This worries me as well, somewhat. I’ve read so much conflicting research/opinions on it, and i’ve seen so many healthy older athletes, but also hear stories about people who need pacemakers etc, so no idea really.
My takeaways from it are: very frequent sessions at threshold can cause desensitization of barorceptors (or something) in the heart etc. It’s the constant grinding away at threshold pace/HR that can permanently desensitize these receptors, cause chronically low HR & more stress etc.
On the flipside, infrequent sessions at threshold are fine. You stress the heart, but you give it time to recover, you’re good.
For me personally, this means training mostly at low percentages of my max HR, below aerobic “zones”. For me @ 35, that’s anywhere from 100-139. I try to keep most of my training there, especially towards the left end of it (110-120 BPM). I don’t feel any “heart stress” in these zones. If I run daily at 145-170 BPM, I can “feel” the toll it takes on my heart/cardio system. I’ve trained like that, I end up feeling like crap. So now I do lots of “ultra light” training/mileage (running), and infrequent speed/racing. Since I train mostly 2x/day now, that’s 11-12 sessions at “easy” effort, 2-3 at hard effort (threshold+, speed/racing).

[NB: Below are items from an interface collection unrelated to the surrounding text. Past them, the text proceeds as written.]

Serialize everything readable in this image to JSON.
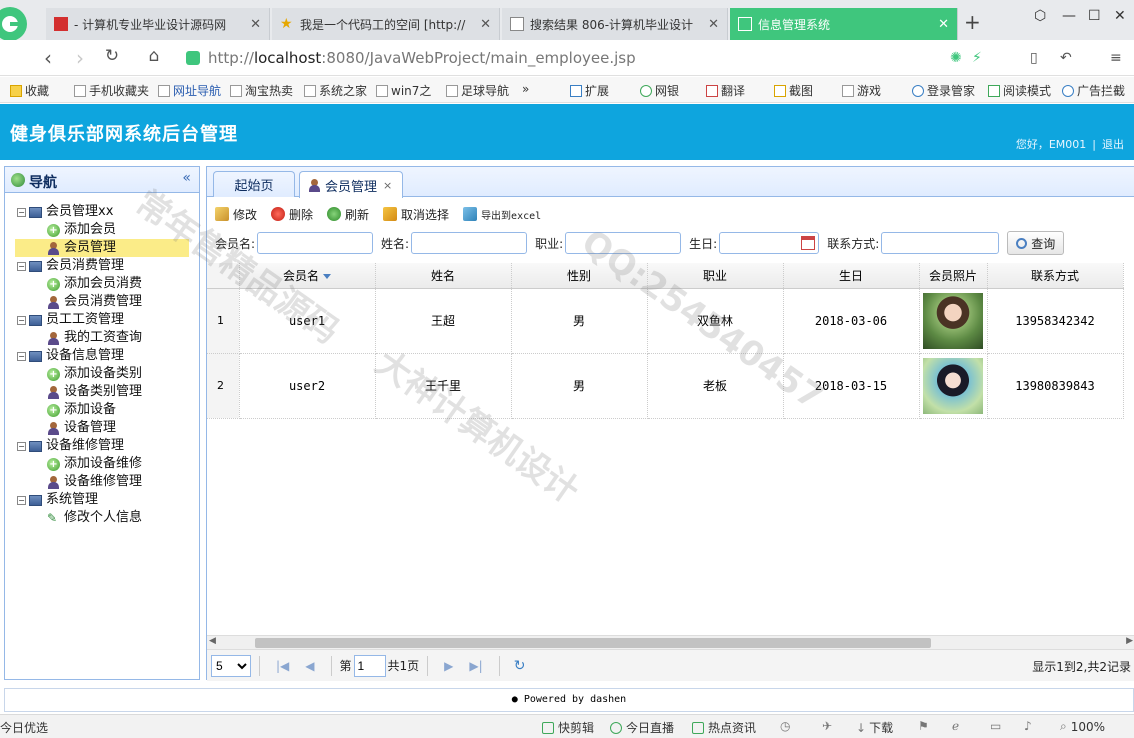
{
  "browser": {
    "tabs": [
      {
        "title": "- 计算机专业毕业设计源码网",
        "active": false
      },
      {
        "title": "我是一个代码工的空间 [http://",
        "active": false
      },
      {
        "title": "搜索结果 806-计算机毕业设计",
        "active": false
      },
      {
        "title": "信息管理系统",
        "active": true
      }
    ],
    "new_tab": "+",
    "url_prefix": "http://",
    "url_host": "localhost",
    "url_rest": ":8080/JavaWebProject/main_employee.jsp",
    "bookmarks": [
      "收藏",
      "手机收藏夹",
      "网址导航",
      "淘宝热卖",
      "系统之家",
      "win7之",
      "足球导航",
      "»",
      "扩展",
      "网银",
      "翻译",
      "截图",
      "游戏",
      "登录管家",
      "阅读模式",
      "广告拦截"
    ],
    "status": {
      "left": "今日优选",
      "items": [
        "快剪辑",
        "今日直播",
        "热点资讯",
        "下载",
        "100%"
      ]
    }
  },
  "app": {
    "title": "健身俱乐部网系统后台管理",
    "greeting": "您好，EM001",
    "logout": "退出"
  },
  "nav": {
    "title": "导航",
    "collapse": "«",
    "tree": [
      {
        "label": "会员管理xx",
        "level": 0,
        "icon": "monitor-icon"
      },
      {
        "label": "添加会员",
        "level": 1,
        "icon": "add-icon"
      },
      {
        "label": "会员管理",
        "level": 1,
        "icon": "user-icon",
        "selected": true
      },
      {
        "label": "会员消费管理",
        "level": 0,
        "icon": "monitor-icon"
      },
      {
        "label": "添加会员消费",
        "level": 1,
        "icon": "add-icon"
      },
      {
        "label": "会员消费管理",
        "level": 1,
        "icon": "user-icon"
      },
      {
        "label": "员工工资管理",
        "level": 0,
        "icon": "monitor-icon"
      },
      {
        "label": "我的工资查询",
        "level": 1,
        "icon": "user-icon"
      },
      {
        "label": "设备信息管理",
        "level": 0,
        "icon": "monitor-icon"
      },
      {
        "label": "添加设备类别",
        "level": 1,
        "icon": "add-icon"
      },
      {
        "label": "设备类别管理",
        "level": 1,
        "icon": "user-icon"
      },
      {
        "label": "添加设备",
        "level": 1,
        "icon": "add-icon"
      },
      {
        "label": "设备管理",
        "level": 1,
        "icon": "user-icon"
      },
      {
        "label": "设备维修管理",
        "level": 0,
        "icon": "monitor-icon"
      },
      {
        "label": "添加设备维修",
        "level": 1,
        "icon": "add-icon"
      },
      {
        "label": "设备维修管理",
        "level": 1,
        "icon": "user-icon"
      },
      {
        "label": "系统管理",
        "level": 0,
        "icon": "monitor-icon"
      },
      {
        "label": "修改个人信息",
        "level": 1,
        "icon": "pencil-icon"
      }
    ]
  },
  "main": {
    "tabs": [
      {
        "label": "起始页",
        "active": false
      },
      {
        "label": "会员管理",
        "active": true,
        "close": "×"
      }
    ],
    "toolbar": {
      "edit": "修改",
      "delete": "删除",
      "refresh": "刷新",
      "cancel_select": "取消选择",
      "export": "导出到excel"
    },
    "search": {
      "member_name_label": "会员名:",
      "member_name_value": "",
      "name_label": "姓名:",
      "name_value": "",
      "job_label": "职业:",
      "job_value": "",
      "birthday_label": "生日:",
      "birthday_value": "",
      "contact_label": "联系方式:",
      "contact_value": "",
      "search_button": "查询"
    },
    "grid": {
      "columns": [
        "会员名",
        "姓名",
        "性别",
        "职业",
        "生日",
        "会员照片",
        "联系方式"
      ],
      "rows": [
        {
          "num": "1",
          "member_name": "user1",
          "name": "王超",
          "gender": "男",
          "job": "双鱼林",
          "birthday": "2018-03-06",
          "phone": "13958342342"
        },
        {
          "num": "2",
          "member_name": "user2",
          "name": "王千里",
          "gender": "男",
          "job": "老板",
          "birthday": "2018-03-15",
          "phone": "13980839843"
        }
      ]
    },
    "pager": {
      "page_size": "5",
      "page_prefix": "第",
      "page_value": "1",
      "page_total": "共1页",
      "info": "显示1到2,共2记录"
    }
  },
  "footer": {
    "text": "Powered by dashen"
  },
  "watermark": {
    "qq": "QQ:254540457",
    "slogan1": "大神计算机设计",
    "slogan2": "常年售精品源码"
  },
  "colors": {
    "header_bg": "#0ea5de",
    "active_tab": "#3fc67d",
    "panel_border": "#95b8e7",
    "selected_node": "#fbec88"
  }
}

I also think bodyweight has alot to do with it. I hear more stories of people having cardiac problems later on in life, from training too hard, but previously being out of shape. So people going from “weak base” to “warrior status” with lots of extra weight. The more muscle & fat you have, the harder it is for your heart to work and pump blood throughout, so I feel like this is a pretty significant factor that people rarely talk about. ie, I feel more comfortable being extremely light & putting in lots of mileage, than if I were heavier putting in less mileage.
Then there’s the “yolo” side of things. If you just love it and dgaf, then none of this even matters.

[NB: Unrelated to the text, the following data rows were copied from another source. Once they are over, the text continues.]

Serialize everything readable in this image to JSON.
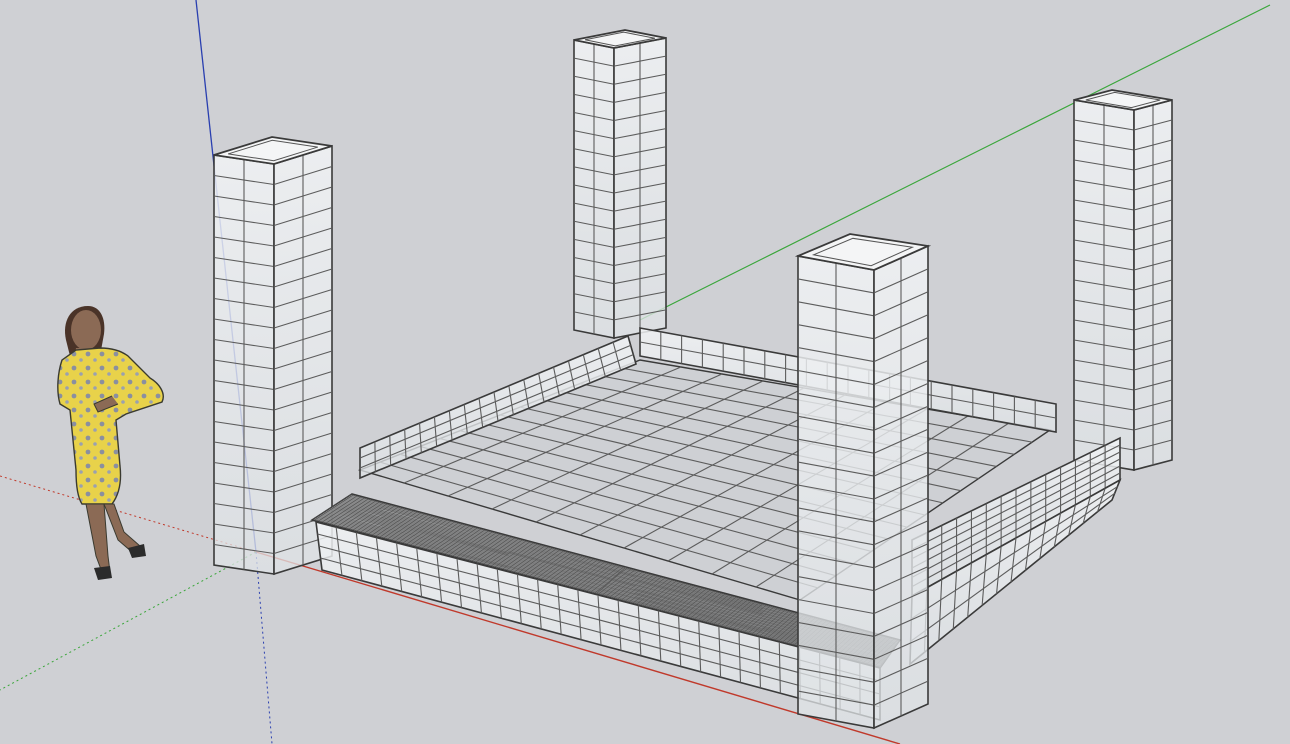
{
  "viewport": {
    "background": "#cfd0d4",
    "axis_colors": {
      "red": "#c0392b",
      "green": "#3aa63a",
      "blue": "#2a3fb0"
    },
    "frame_color": "#3a3a3a",
    "glass_color": "#e9ecef"
  },
  "scene": {
    "figure_icon": "person-scale-figure-icon",
    "model": "frame-structure"
  }
}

I’d personally look at it from a hunter/gatherer standpoint though, that’s how I approach things. If every day you are struggling to survive, you’re going to die sooner (I imagine). Just seems like “darwinism”. If however, you are comfortable 5 days a week, and “hunt” (push the limits) 2 days a week, just seems alot healthier. That’s some serious evo-bro stuff but it makes sense to me.